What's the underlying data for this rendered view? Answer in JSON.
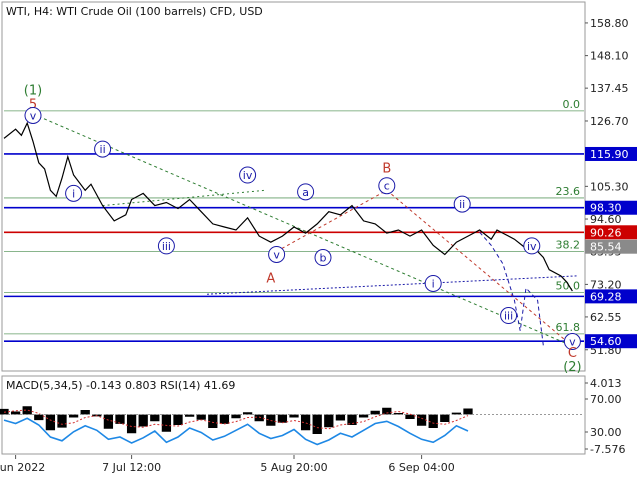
{
  "header": {
    "title": "WTI, H4:  WTI Crude Oil (100 barrels) CFD, USD"
  },
  "colors": {
    "price": "#000000",
    "level_line": "#0000cc",
    "current_line": "#cc0000",
    "fib_line": "#2e7d32",
    "wave_blue": "#1a1aa8",
    "wave_red": "#c0392b",
    "wave_green": "#2e7d32",
    "macd_hist": "#000000",
    "rsi": "#1e88e5",
    "signal": "#d32f2f"
  },
  "chart_data": [
    {
      "type": "line",
      "name": "main",
      "ylim": [
        45.5,
        165
      ],
      "y_ticks": [
        158.8,
        148.1,
        137.45,
        126.7,
        116.05,
        105.3,
        94.6,
        83.95,
        73.2,
        62.55,
        51.8
      ],
      "x_ticks": [
        "8 Jun 2022",
        "7 Jul 12:00",
        "5 Aug 20:00",
        "6 Sep 04:00"
      ],
      "x": [
        0,
        2,
        3,
        4,
        5,
        6,
        7,
        8,
        9,
        10,
        11,
        12,
        14,
        15,
        17,
        19,
        21,
        22,
        24,
        26,
        28,
        30,
        32,
        34,
        36,
        38,
        40,
        42,
        44,
        46,
        48,
        50,
        52,
        54,
        56,
        58,
        60,
        62,
        64,
        66,
        68,
        70,
        72,
        74,
        76,
        78,
        80,
        82,
        84,
        85,
        86,
        88,
        90,
        92,
        93,
        94,
        96,
        97,
        98
      ],
      "series": [
        {
          "name": "price",
          "values": [
            121,
            124,
            122,
            126,
            120,
            113,
            111,
            104,
            102,
            108,
            115,
            109,
            104,
            106,
            99,
            94,
            96,
            101,
            103,
            99,
            100,
            98,
            101,
            97,
            93,
            92,
            91,
            95,
            89,
            87,
            89,
            92,
            90,
            93,
            97,
            96,
            99,
            94,
            93,
            90,
            91,
            89,
            91,
            86,
            83,
            87,
            89,
            91,
            88,
            91,
            90,
            88,
            85,
            84,
            82,
            78,
            76,
            74,
            71
          ]
        },
        {
          "name": "forecast",
          "x": [
            82,
            84,
            86,
            88,
            89,
            90,
            92,
            93
          ],
          "values": [
            90.3,
            86,
            80,
            68,
            58,
            72,
            68,
            53
          ]
        }
      ],
      "horizontal_levels": [
        {
          "value": 115.9,
          "label": "115.90",
          "kind": "level"
        },
        {
          "value": 98.3,
          "label": "98.30",
          "kind": "level"
        },
        {
          "value": 90.26,
          "label": "90.26",
          "kind": "current"
        },
        {
          "value": 85.54,
          "label": "85.54",
          "kind": "price"
        },
        {
          "value": 69.28,
          "label": "69.28",
          "kind": "level"
        },
        {
          "value": 54.6,
          "label": "54.60",
          "kind": "level"
        }
      ],
      "fib_levels": [
        {
          "value": 130.0,
          "label": "0.0"
        },
        {
          "value": 101.5,
          "label": "23.6"
        },
        {
          "value": 84.0,
          "label": "38.2"
        },
        {
          "value": 70.5,
          "label": "50.0"
        },
        {
          "value": 57.0,
          "label": "61.8"
        }
      ],
      "wave_labels": [
        {
          "text": "(1)",
          "x": 5,
          "y": 137.0,
          "style": "green"
        },
        {
          "text": "5",
          "x": 5,
          "y": 132.5,
          "style": "red"
        },
        {
          "text": "v",
          "x": 5,
          "y": 128.5,
          "style": "blue_circle"
        },
        {
          "text": "i",
          "x": 12,
          "y": 103.0,
          "style": "blue_circle"
        },
        {
          "text": "ii",
          "x": 17,
          "y": 117.5,
          "style": "blue_circle"
        },
        {
          "text": "iii",
          "x": 28,
          "y": 85.8,
          "style": "blue_circle"
        },
        {
          "text": "iv",
          "x": 42,
          "y": 109.0,
          "style": "blue_circle"
        },
        {
          "text": "v",
          "x": 47,
          "y": 83.0,
          "style": "blue_circle"
        },
        {
          "text": "A",
          "x": 46,
          "y": 75.5,
          "style": "red"
        },
        {
          "text": "a",
          "x": 52,
          "y": 103.5,
          "style": "blue_circle"
        },
        {
          "text": "b",
          "x": 55,
          "y": 82.0,
          "style": "blue_circle"
        },
        {
          "text": "B",
          "x": 66,
          "y": 111.5,
          "style": "red"
        },
        {
          "text": "c",
          "x": 66,
          "y": 105.5,
          "style": "blue_circle"
        },
        {
          "text": "i",
          "x": 74,
          "y": 73.5,
          "style": "blue_circle"
        },
        {
          "text": "ii",
          "x": 79,
          "y": 99.5,
          "style": "blue_circle"
        },
        {
          "text": "iii",
          "x": 87,
          "y": 63.0,
          "style": "blue_circle"
        },
        {
          "text": "iv",
          "x": 91,
          "y": 85.8,
          "style": "blue_circle"
        },
        {
          "text": "v",
          "x": 98,
          "y": 54.5,
          "style": "blue_circle"
        },
        {
          "text": "C",
          "x": 98,
          "y": 51.0,
          "style": "red"
        },
        {
          "text": "(2)",
          "x": 98,
          "y": 46.5,
          "style": "green"
        }
      ]
    },
    {
      "type": "bar",
      "name": "indicator",
      "label": "MACD(5,34,5) -0.143 0.803 RSI(14) 41.69",
      "ylim": [
        -10,
        6
      ],
      "y_ticks": [
        4.013,
        70.0,
        30.0,
        -7.576
      ],
      "x": [
        0,
        2,
        4,
        6,
        8,
        10,
        12,
        14,
        16,
        18,
        20,
        22,
        24,
        26,
        28,
        30,
        32,
        34,
        36,
        38,
        40,
        42,
        44,
        46,
        48,
        50,
        52,
        54,
        56,
        58,
        60,
        62,
        64,
        66,
        68,
        70,
        72,
        74,
        76,
        78,
        80
      ],
      "series": [
        {
          "name": "macd_hist",
          "values": [
            1.5,
            0.8,
            2.2,
            -1.5,
            -4.2,
            -3.5,
            -0.8,
            1.2,
            -0.5,
            -3.8,
            -2.5,
            -5.0,
            -3.2,
            -1.8,
            -4.6,
            -2.8,
            -0.6,
            -1.4,
            -3.6,
            -2.5,
            -1.0,
            0.6,
            -1.8,
            -3.0,
            -2.2,
            -0.8,
            -4.2,
            -5.2,
            -3.4,
            -1.6,
            -2.8,
            -0.8,
            1.0,
            1.8,
            0.4,
            -1.2,
            -3.0,
            -3.6,
            -2.0,
            0.5,
            1.6
          ]
        },
        {
          "name": "signal",
          "values": [
            0.6,
            1.0,
            1.2,
            0.3,
            -1.5,
            -2.6,
            -2.2,
            -0.8,
            -0.3,
            -1.5,
            -2.3,
            -3.2,
            -3.4,
            -2.6,
            -2.9,
            -3.1,
            -2.0,
            -1.4,
            -2.1,
            -2.5,
            -1.9,
            -0.8,
            -0.7,
            -1.6,
            -2.2,
            -1.6,
            -2.2,
            -3.5,
            -3.8,
            -2.8,
            -2.4,
            -1.9,
            -0.6,
            0.4,
            0.8,
            0.1,
            -1.0,
            -2.3,
            -2.6,
            -1.6,
            -0.3
          ]
        },
        {
          "name": "rsi",
          "values": [
            -1.5,
            -2.4,
            -1.0,
            -2.8,
            -6.0,
            -7.0,
            -4.6,
            -3.0,
            -4.2,
            -6.6,
            -6.0,
            -7.6,
            -6.2,
            -4.4,
            -7.4,
            -6.0,
            -3.6,
            -4.8,
            -6.8,
            -5.8,
            -4.2,
            -2.6,
            -5.0,
            -6.4,
            -5.6,
            -4.0,
            -6.6,
            -8.0,
            -6.8,
            -5.0,
            -6.0,
            -4.2,
            -2.4,
            -1.8,
            -3.2,
            -5.0,
            -6.6,
            -7.4,
            -5.6,
            -3.0,
            -4.4
          ]
        }
      ]
    }
  ]
}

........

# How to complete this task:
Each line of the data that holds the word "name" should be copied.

# Exercise result:
      "name": "main",
          "name": "price",
          "name": "forecast",
      "name": "indicator",
          "name": "macd_hist",
          "name": "signal",
          "name": "rsi",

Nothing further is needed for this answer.